- Big gear standing start hill sprints.
- Big gear standing starts
Here's some good power exercises that are relevant to cyclists :
- Downhill sprints
- Accelerations from behind leadouts (motorpacing etc)
- Sprinting up and down short hills
That's not much, really. If you're a roady or an MTB rider these strength and power exercises are very specific and probably all you ever need to do. You need to do them as hard as you possibly can such that after 5-10 seconds you can't do any more. There's only so much you can do on a bike. It's all pedaling and you're a bit limited in doing low repetition work on a bike unless you have something like the AIS's 'wombat' ergo trainer. Low reps on a bike to failure or very close to it means you're likely to fall over! We do them on fluid resistance ergos for sprinters but a wombat or similar would be better. Most roadies and MTB riders don't need to go further than the above few exercises and unless you're really keen or can't get enough out of on the bike training, stay out of the gym. Go ride your bike!

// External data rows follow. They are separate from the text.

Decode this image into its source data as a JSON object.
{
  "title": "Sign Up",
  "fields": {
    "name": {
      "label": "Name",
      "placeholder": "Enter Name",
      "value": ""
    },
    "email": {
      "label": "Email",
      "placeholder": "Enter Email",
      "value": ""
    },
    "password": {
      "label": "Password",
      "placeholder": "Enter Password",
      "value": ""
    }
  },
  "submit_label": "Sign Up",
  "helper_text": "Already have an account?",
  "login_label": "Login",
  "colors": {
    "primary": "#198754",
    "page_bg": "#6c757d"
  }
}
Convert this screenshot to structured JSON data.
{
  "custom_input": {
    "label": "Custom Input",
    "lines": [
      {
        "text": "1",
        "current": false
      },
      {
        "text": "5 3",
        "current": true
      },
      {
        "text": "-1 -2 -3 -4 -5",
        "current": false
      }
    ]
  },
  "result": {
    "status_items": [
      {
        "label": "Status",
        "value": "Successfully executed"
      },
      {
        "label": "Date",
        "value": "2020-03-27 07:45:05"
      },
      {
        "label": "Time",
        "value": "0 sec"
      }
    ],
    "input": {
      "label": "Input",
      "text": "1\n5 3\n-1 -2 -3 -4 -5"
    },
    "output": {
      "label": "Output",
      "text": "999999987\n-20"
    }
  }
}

What do we do in the gym to help?
Lifting weights in the gym is not pedaling. That needs to be made very clear. It is not specific enough to, on its own, increase strength and power on the bike. Strength training in a gym is cross-training. We can do a couple of things in the gym that are very hard, unsafe or impractical to do on the bike. We can overload our muscles more and make them grow stronger, ideally with myofibrillar hypertrophy. The bodybuilders are after sarcoplasmic hypertrophy, which we don't want, that's why they do things differently and why most stuff in most gyms is close to useless for cyclists. Stay away from the abdominizer 5000 and the leg extension machines. They're for the bodybuilders, not for athetes trying to get usefully strong.

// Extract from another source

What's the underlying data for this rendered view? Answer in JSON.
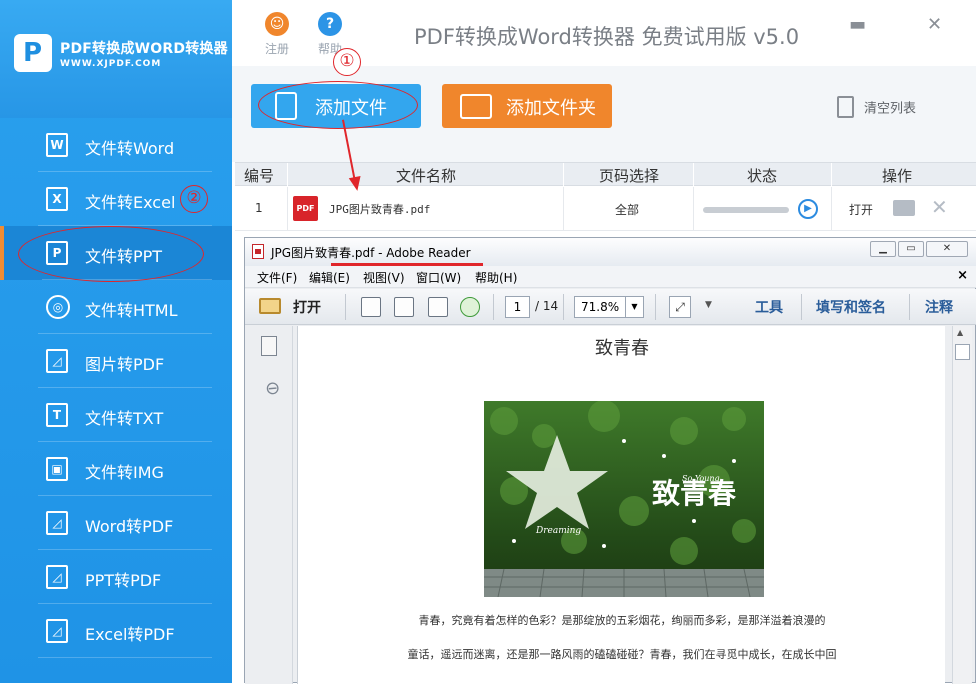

We can't make ourselves into better pedalers in the gym. We can make the muscles we use for pedaling stronger though. We do that by doing low rep, high resistance full body exercises. The squat is the cornerstone of the sprint cyclists's gym training. Forget the old wives tales about squats being bad for your knees and back, find a proper weight training coach, not some kid at the local chainstore gym, and learn to do below parallel squats properly. Learn the deadlift. Learn and do some of the Olympic lifts for developing power, in particular power cleans and snatches if you have the time to learn the snatch properly, and a good enough teacher to teach it to you. Find a gym that lets you drop weights, has olympic bars and bumperplates and that has a squat rack and a lifting platform and chalk. That's a sign that it's a gym that's interested in developing athletic strength and power, not in draining the wallets of its customers. The crossfit people are worth looking up if you can't find anything local that isn't a real gym. Crossfit is a bit of a cult, they're not scientology though and their gyms will allow you do to the sorts of things that help develop real athletic muscle gains and they know how to teach the useful lifts.

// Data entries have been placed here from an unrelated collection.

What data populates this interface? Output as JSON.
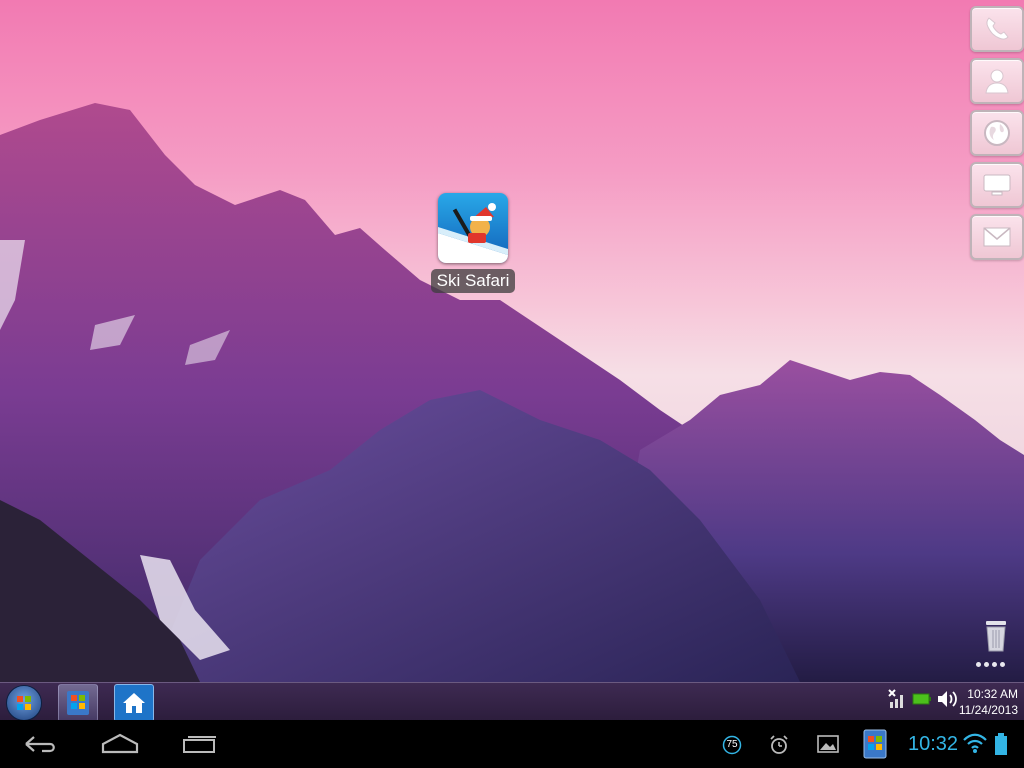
{
  "desktop": {
    "app": {
      "name": "Ski Safari",
      "icon": "ski-safari-icon"
    }
  },
  "dock": [
    {
      "name": "phone",
      "icon": "phone-icon"
    },
    {
      "name": "contacts",
      "icon": "contacts-icon"
    },
    {
      "name": "browser",
      "icon": "globe-icon"
    },
    {
      "name": "desktop",
      "icon": "monitor-icon"
    },
    {
      "name": "email",
      "icon": "mail-icon"
    }
  ],
  "taskbar": {
    "time": "10:32 AM",
    "date": "11/24/2013"
  },
  "navbar": {
    "badge_count": "75",
    "time": "10:32"
  },
  "colors": {
    "accent": "#33b5e5",
    "taskbar": "#2c1d3c"
  }
}
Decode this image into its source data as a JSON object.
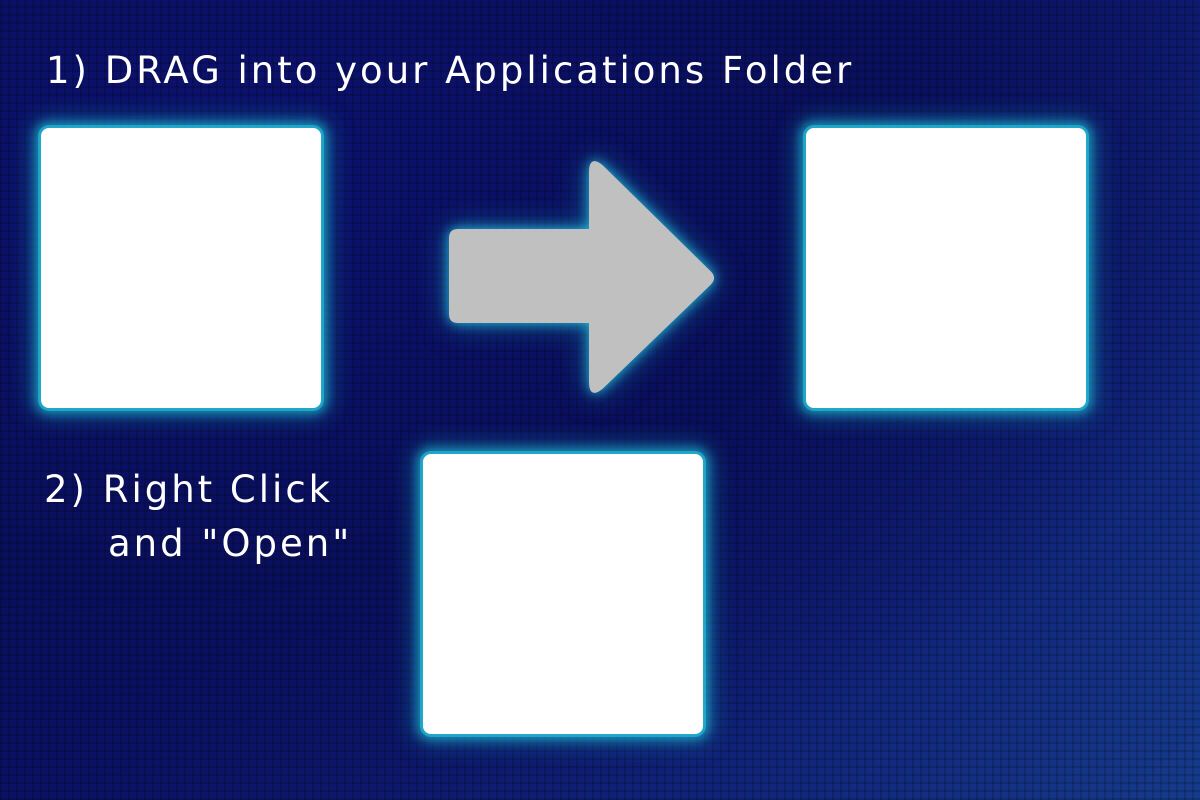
{
  "instructions": {
    "step1": "1) DRAG into your Applications Folder",
    "step2_line1": "2) Right Click",
    "step2_line2": "and \"Open\""
  },
  "icons": {
    "app": "app-icon",
    "drag_arrow": "arrow-right-icon",
    "applications_folder": "applications-folder-icon",
    "app_open": "app-icon"
  },
  "colors": {
    "background": "#0b1166",
    "glow": "#28c8e1",
    "arrow": "#c0c0c0",
    "text": "#ffffff"
  }
}
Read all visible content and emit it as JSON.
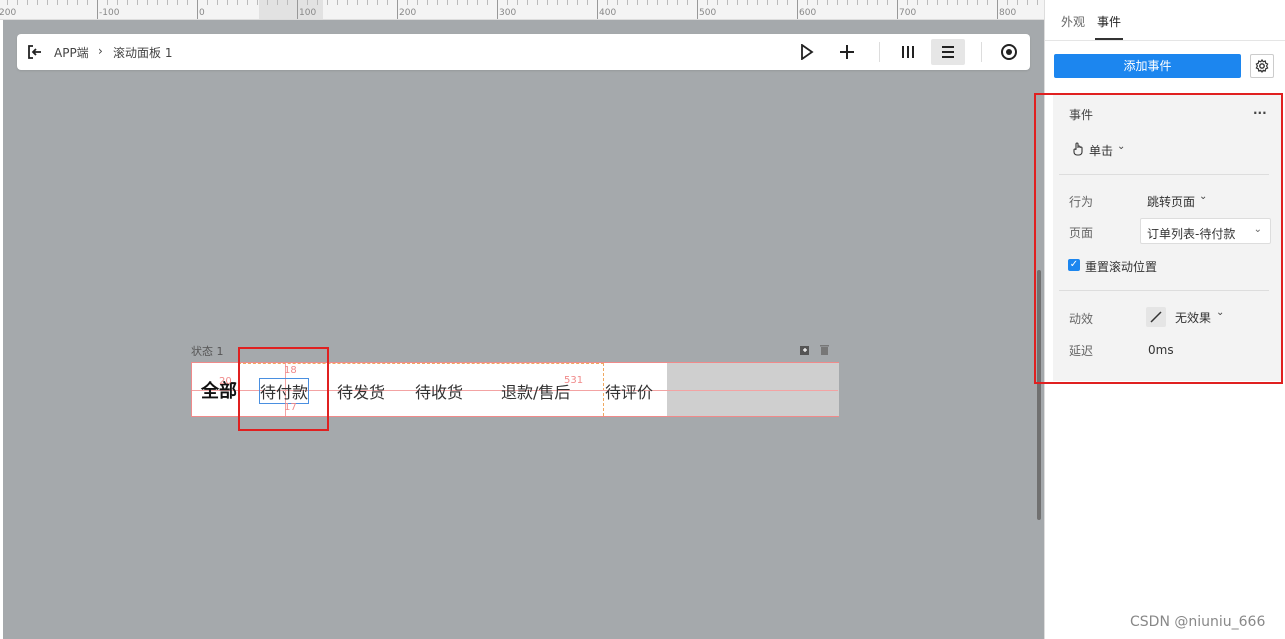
{
  "ruler": {
    "labels": [
      "200",
      "-100",
      "0",
      "100",
      "200",
      "300",
      "400",
      "500",
      "600",
      "700",
      "800"
    ]
  },
  "toolbar": {
    "breadcrumb_root": "APP端",
    "breadcrumb_sep": "›",
    "breadcrumb_current": "滚动面板 1",
    "icons": [
      "exit-icon",
      "play-icon",
      "plus-icon",
      "columns-icon",
      "menu-icon",
      "target-icon"
    ]
  },
  "canvas": {
    "state_label": "状态 1",
    "tabs": [
      "全部",
      "待付款",
      "待发货",
      "待收货",
      "退款/售后",
      "待评价"
    ],
    "measures": {
      "top": "18",
      "bottom": "17",
      "left": "20",
      "right": "531"
    }
  },
  "panel": {
    "tabs": [
      "外观",
      "事件"
    ],
    "active_tab": "事件",
    "add_button": "添加事件",
    "event": {
      "title": "事件",
      "more": "...",
      "trigger": "单击",
      "action_label": "行为",
      "action_value": "跳转页面",
      "page_label": "页面",
      "page_value": "订单列表-待付款",
      "reset_scroll_label": "重置滚动位置",
      "reset_scroll_checked": true,
      "effect_label": "动效",
      "effect_value": "无效果",
      "delay_label": "延迟",
      "delay_value": "0ms"
    }
  },
  "watermark": "CSDN @niuniu_666",
  "colors": {
    "accent": "#1c86ef",
    "highlight": "#e02020",
    "canvas_bg": "#a5a9ac"
  }
}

Strength developed in the gym using squats, deadlifts and some of the olympic lifts will be useful to you as a cyclist if you also do the on the bike exercises we described above. It's also very useful to do some pullups, chinups and overhead presses (standing!) and a bit of benchpress (because it's fun and you want to!). Two things happen when you train these lifts. Your muscles learn the exercise and they get stronger and more powerful. They learn before they get stronger. It will take time to get useful muscular gains from myofibrillar hypertrophy that you can then train on the bike. On the bike you're teaching the body to use the muscle you've built up in the gym. Core stuff on wobbleboards and swiss balls and all that other faddy mumbo jumbo won't help much, if you can deadlift your bodyweight and do 10 chinups and overhead presses your core is strong enough.